The number before the decimal point means years of service, in this case two full years. The numbers after the decimal point indicate days of service toward a third full year. The super two cut off typically comes between 2.120 and 2.150.

Most Major League seasons last around 183 days, meaning that if the Reds want to keep Winker from getting an extra year of arbitration, they will need to keep him in the minors until roughly mid-June. That way, he will reach only 2.119 days of service time after his second full season in the Majors.

The Reds will save millions of dollars by waiting, and because they will not contend this season, it’s the wise thing to do.

But as a fan, waiting is hard. Winker may be the best hitting prospect the Reds have had since the Bruce/Votto tandem in the mid-2000s. The guys in front of him have largely struggled, and in spite of Winker’s limited plate appearances at the AAA level, he is probably better than both Schebler and Duvall right now with room to grow.

My patience is further tested because the Reds lack hitters who patiently wait for pitches they can handle. Laying off bad pitches isn’t just about taking walks, it’s about reducing the likelihood of making outs when you do swing. Winker’s control of the strike zone enables him to avoid getting himself out. Pitchers are forced to challenge him, and Winker has shown he can do damage when challenged. I can’t wait to see Votto and Winker in the same lineup.

If the Reds can wait another month and a half, they will enjoy the fruits of Winker’s labor and save millions to spend elsewhere.

“The strongest of all warriors are these two – Time and Patience” – Leo Tolstoy

Unfortunately, the Reds and their fans need patience throughout the rebuilding process. It goes against our very nature, and yet, we need it to get where we want to go. Winker appears ready and even though he would likely improve the Reds offense, he should stay in AAA for a little while longer.

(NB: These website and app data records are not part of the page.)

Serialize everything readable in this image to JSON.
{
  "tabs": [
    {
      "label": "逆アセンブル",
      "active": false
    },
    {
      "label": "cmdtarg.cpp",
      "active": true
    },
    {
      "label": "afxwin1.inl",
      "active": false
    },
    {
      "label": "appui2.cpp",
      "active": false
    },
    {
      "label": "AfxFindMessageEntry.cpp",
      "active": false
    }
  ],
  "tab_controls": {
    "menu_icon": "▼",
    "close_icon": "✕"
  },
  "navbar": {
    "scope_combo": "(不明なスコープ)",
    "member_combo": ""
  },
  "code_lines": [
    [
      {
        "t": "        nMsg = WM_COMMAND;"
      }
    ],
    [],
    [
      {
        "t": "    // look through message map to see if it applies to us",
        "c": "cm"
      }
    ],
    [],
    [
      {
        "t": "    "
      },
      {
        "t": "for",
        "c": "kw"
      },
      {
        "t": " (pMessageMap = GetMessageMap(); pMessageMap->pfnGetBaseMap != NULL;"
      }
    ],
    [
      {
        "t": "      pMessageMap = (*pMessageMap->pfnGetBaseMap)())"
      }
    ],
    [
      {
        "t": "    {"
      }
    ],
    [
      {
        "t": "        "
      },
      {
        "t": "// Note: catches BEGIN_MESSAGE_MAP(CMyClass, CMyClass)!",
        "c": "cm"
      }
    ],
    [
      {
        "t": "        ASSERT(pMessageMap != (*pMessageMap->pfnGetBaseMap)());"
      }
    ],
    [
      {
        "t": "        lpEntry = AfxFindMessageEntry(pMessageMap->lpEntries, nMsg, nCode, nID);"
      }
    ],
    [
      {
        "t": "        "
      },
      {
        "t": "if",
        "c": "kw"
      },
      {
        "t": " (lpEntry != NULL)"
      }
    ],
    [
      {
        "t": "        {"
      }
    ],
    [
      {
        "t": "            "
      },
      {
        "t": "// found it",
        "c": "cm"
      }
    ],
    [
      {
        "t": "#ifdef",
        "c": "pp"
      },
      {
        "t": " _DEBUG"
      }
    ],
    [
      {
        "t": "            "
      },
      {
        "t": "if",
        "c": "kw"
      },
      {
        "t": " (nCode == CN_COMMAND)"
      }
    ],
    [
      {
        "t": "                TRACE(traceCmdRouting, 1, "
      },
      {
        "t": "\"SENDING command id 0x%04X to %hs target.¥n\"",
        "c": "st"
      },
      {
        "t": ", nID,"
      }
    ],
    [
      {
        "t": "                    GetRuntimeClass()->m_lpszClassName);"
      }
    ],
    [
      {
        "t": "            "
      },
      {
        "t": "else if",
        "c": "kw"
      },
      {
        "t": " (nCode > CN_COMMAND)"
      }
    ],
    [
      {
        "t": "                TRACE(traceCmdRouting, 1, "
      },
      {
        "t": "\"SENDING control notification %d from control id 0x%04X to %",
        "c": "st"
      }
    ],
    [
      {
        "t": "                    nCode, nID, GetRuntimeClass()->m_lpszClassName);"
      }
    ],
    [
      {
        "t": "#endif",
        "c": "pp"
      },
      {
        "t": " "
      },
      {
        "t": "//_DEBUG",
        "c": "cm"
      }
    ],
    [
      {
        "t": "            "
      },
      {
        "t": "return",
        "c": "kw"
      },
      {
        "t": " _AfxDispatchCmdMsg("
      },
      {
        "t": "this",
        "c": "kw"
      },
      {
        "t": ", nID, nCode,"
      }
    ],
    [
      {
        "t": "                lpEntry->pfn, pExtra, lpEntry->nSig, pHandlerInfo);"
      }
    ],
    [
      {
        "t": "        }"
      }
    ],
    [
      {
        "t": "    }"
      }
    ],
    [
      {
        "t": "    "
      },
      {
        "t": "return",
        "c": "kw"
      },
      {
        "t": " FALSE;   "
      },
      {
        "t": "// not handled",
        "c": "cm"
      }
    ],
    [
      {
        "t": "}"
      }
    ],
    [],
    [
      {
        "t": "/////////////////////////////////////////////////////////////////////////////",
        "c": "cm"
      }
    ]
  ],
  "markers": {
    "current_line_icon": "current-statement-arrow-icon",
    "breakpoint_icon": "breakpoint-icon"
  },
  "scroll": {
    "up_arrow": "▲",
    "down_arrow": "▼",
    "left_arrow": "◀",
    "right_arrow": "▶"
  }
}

Winker, Peraza, Stephenson, and Reed may all end up with the big league club by year’s end, giving us a preview of the next winning Reds team. That’s exciting. Less so is the time from now until then when we must slog through games with a roster that could be better. While we hate it now, we’ll be glad the Reds waited in a couple years.